We Can Help
If this sounds like you or someone you know, reaching out for help could save a life. Binge drinking can affect the body long term and it can lead to death. Talk to one of our mental health professionals at Family Guidance and start on the road to recovery before tragedy strikes.
A Growing Trend of Alcohol Abuse Among Older Adults
- Tuesday, 28 October 2014 10:00
Family Guidance Center
A rather large segment of the American population – the Baby Boomers – will soon be semi or fully retired. That fact will impact demand on things like health care and pharmacy. It may also impact demand for substance abuse treatment. A recent article in the professional journal Addiction finds a growing trend of alcohol and substance abuse among our senior citizens.
Millions of Seniors Affected
According to the report there are currently 2.8 million senior (over age 50) adults in this country abusing alcohol. By 2020, experts predict that number will reach 5.7 million. And the number of older adults with diagnosable alcohol abuse has been climbing steadily since at least 1992. Further, while most older people turn to alcohol for self-medication, six percent abused illicit drugs in 2013.
Why Seniors Struggle

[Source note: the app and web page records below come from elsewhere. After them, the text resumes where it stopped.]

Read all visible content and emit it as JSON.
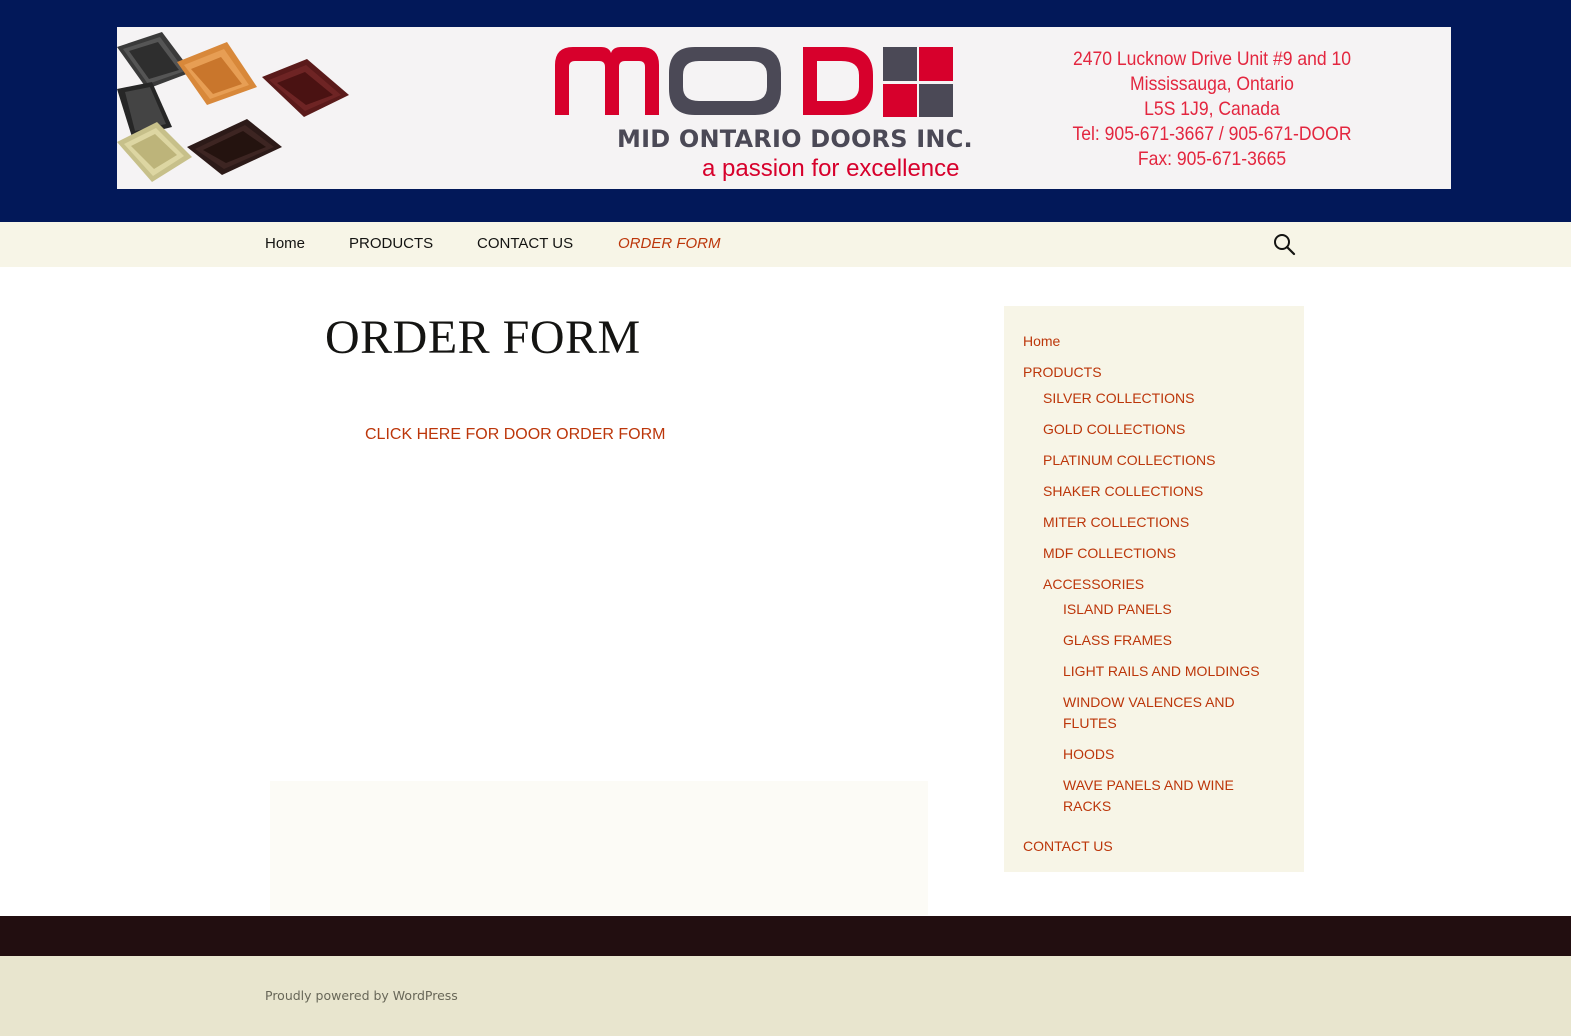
{
  "header": {
    "company_name": "MID ONTARIO DOORS INC.",
    "logo_text": "MOD",
    "tagline": "a passion for excellence",
    "address_lines": [
      "2470 Lucknow Drive Unit #9 and 10",
      "Mississauga, Ontario",
      "L5S 1J9, Canada",
      "Tel: 905-671-3667 / 905-671-DOOR",
      "Fax: 905-671-3665"
    ],
    "colors": {
      "header_bg": "#021859",
      "logo_red": "#d7002c",
      "logo_grey": "#4b4956"
    }
  },
  "nav": {
    "items": [
      {
        "label": "Home"
      },
      {
        "label": "PRODUCTS"
      },
      {
        "label": "CONTACT US"
      },
      {
        "label": "ORDER FORM",
        "current": true
      }
    ],
    "search_icon": "search-icon"
  },
  "main": {
    "title": "ORDER FORM",
    "order_link": "CLICK HERE FOR DOOR ORDER FORM"
  },
  "sidebar": {
    "items": [
      {
        "label": "Home",
        "level": 1
      },
      {
        "label": "PRODUCTS",
        "level": 1
      },
      {
        "label": "SILVER COLLECTIONS",
        "level": 2
      },
      {
        "label": "GOLD COLLECTIONS",
        "level": 2
      },
      {
        "label": "PLATINUM COLLECTIONS",
        "level": 2
      },
      {
        "label": "SHAKER COLLECTIONS",
        "level": 2
      },
      {
        "label": "MITER COLLECTIONS",
        "level": 2
      },
      {
        "label": "MDF COLLECTIONS",
        "level": 2
      },
      {
        "label": "ACCESSORIES",
        "level": 2
      },
      {
        "label": "ISLAND PANELS",
        "level": 3
      },
      {
        "label": "GLASS FRAMES",
        "level": 3
      },
      {
        "label": "LIGHT RAILS AND MOLDINGS",
        "level": 3
      },
      {
        "label": "WINDOW VALENCES AND",
        "level": 3
      },
      {
        "label": "FLUTES",
        "level": 3
      },
      {
        "label": "HOODS",
        "level": 3
      },
      {
        "label": "WAVE PANELS AND WINE",
        "level": 3
      },
      {
        "label": "RACKS",
        "level": 3
      },
      {
        "label": "CONTACT US",
        "level": 1
      }
    ]
  },
  "footer": {
    "powered_by": "Proudly powered by WordPress"
  },
  "colors": {
    "link": "#bc360a",
    "nav_bg": "#f7f5e7",
    "footer_strip": "#220e10",
    "footer_bg": "#e8e5ce"
  }
}
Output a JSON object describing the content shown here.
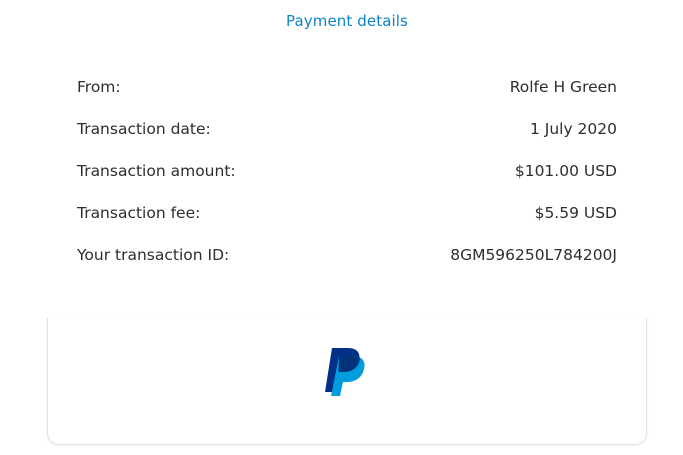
{
  "header": {
    "title": "Payment details"
  },
  "details": [
    {
      "label": "From:",
      "value": "Rolfe H Green"
    },
    {
      "label": "Transaction date:",
      "value": "1 July 2020"
    },
    {
      "label": "Transaction amount:",
      "value": "$101.00 USD"
    },
    {
      "label": "Transaction fee:",
      "value": "$5.59 USD"
    },
    {
      "label": "Your transaction ID:",
      "value": "8GM596250L784200J"
    }
  ],
  "footer": {
    "logo_icon": "paypal-logo-icon"
  },
  "colors": {
    "title": "#0e84c8",
    "text": "#2c2e2f",
    "paypal_dark": "#003087",
    "paypal_light": "#009cde"
  }
}
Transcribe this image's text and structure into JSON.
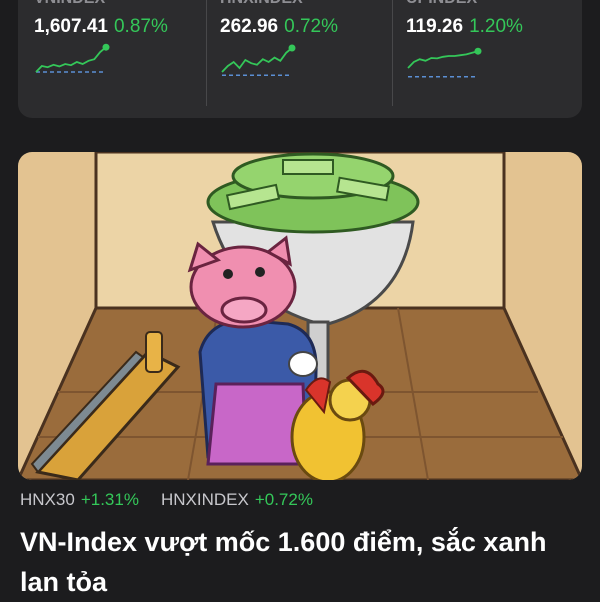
{
  "indices": [
    {
      "name": "VNINDEX",
      "value": "1,607.41",
      "change": "0.87%",
      "spark": [
        0.3,
        0.45,
        0.42,
        0.48,
        0.44,
        0.5,
        0.47,
        0.55,
        0.5,
        0.58,
        0.62,
        0.8,
        0.92
      ],
      "baseline": 0.3
    },
    {
      "name": "HNXINDEX",
      "value": "262.96",
      "change": "0.72%",
      "spark": [
        0.3,
        0.45,
        0.55,
        0.4,
        0.6,
        0.52,
        0.48,
        0.62,
        0.55,
        0.66,
        0.58,
        0.78,
        0.9
      ],
      "baseline": 0.22
    },
    {
      "name": "UPINDEX",
      "value": "119.26",
      "change": "1.20%",
      "spark": [
        0.4,
        0.55,
        0.62,
        0.58,
        0.65,
        0.64,
        0.68,
        0.7,
        0.7,
        0.72,
        0.74,
        0.78,
        0.82
      ],
      "baseline": 0.18
    }
  ],
  "article": {
    "tags": [
      {
        "name": "HNX30",
        "change": "+1.31%"
      },
      {
        "name": "HNXINDEX",
        "change": "+0.72%"
      }
    ],
    "headline": "VN-Index vượt mốc 1.600 điểm, sắc xanh lan tỏa"
  },
  "colors": {
    "up": "#34c759",
    "background": "#1c1c1e",
    "card": "#2c2c2e",
    "baseline": "#5b8fd4"
  }
}
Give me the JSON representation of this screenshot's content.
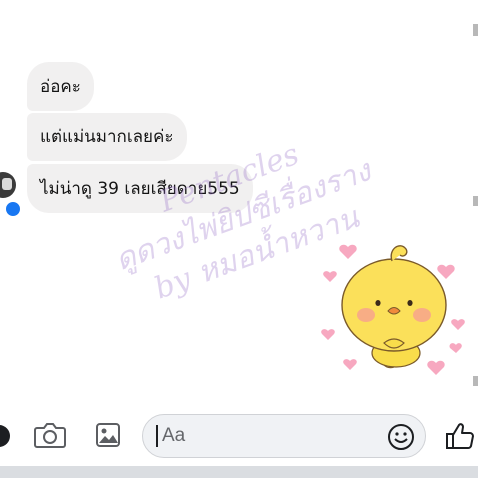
{
  "messages": [
    {
      "text": "อ่อคะ"
    },
    {
      "text": "แต่แม่นมากเลยค่ะ"
    },
    {
      "text": "ไม่น่าดู 39 เลยเสียดาย555"
    }
  ],
  "watermark": {
    "lines": [
      "Pentacles",
      "ดูดวงไพ่ยิปซีเรื่องราง",
      "by หมอน้ำหวาน"
    ]
  },
  "composer": {
    "placeholder": "Aa"
  },
  "icons": {
    "add": "plus-circle-icon",
    "camera": "camera-icon",
    "gallery": "image-icon",
    "emoji": "smiley-icon",
    "like": "thumbs-up-icon",
    "sticker": "yellow-chick-sticker"
  },
  "colors": {
    "bubble": "#f1f0f0",
    "messenger_blue": "#1877f2",
    "icon": "#1c1e21",
    "watermark": "#b08ad6"
  }
}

The later years of life are filled with many changes, not all of them welcome. Retirement can mean the loss of identity for many who feel that who they are was tied up in their career. It also can mean a change in economic status. Combine that with deteriorating physical strength and wellness and the frequent loss of friendships either through death or moves to be nearer adult children.
But a senior doesn’t have to intentionally adopt alcohol abuse as a coping mechanism. As the body ages, its ability to metabolize slows down considerably. This means that the few drinks which were no trouble in a person’s 30s or 40s can be too much when they are 50, 60, 70 or older. A drinking problem can develop just because a person doesn’t understand the affects of alcohol on their body as they age.
It’s Not Too Late
If an older adult in your life is trapped in alcohol abuse, it’s not too late for things to change. Many seniors in their 60s and 70s have engaged in rehab treatment and overcome addiction to alcohol or prescription drugs. Call us at Family Guidance Center today and ask how we can help you intervene in a loved one’s life and end the abuse. Sometimes, the strong voice of a loved one is what it takes to turn things around.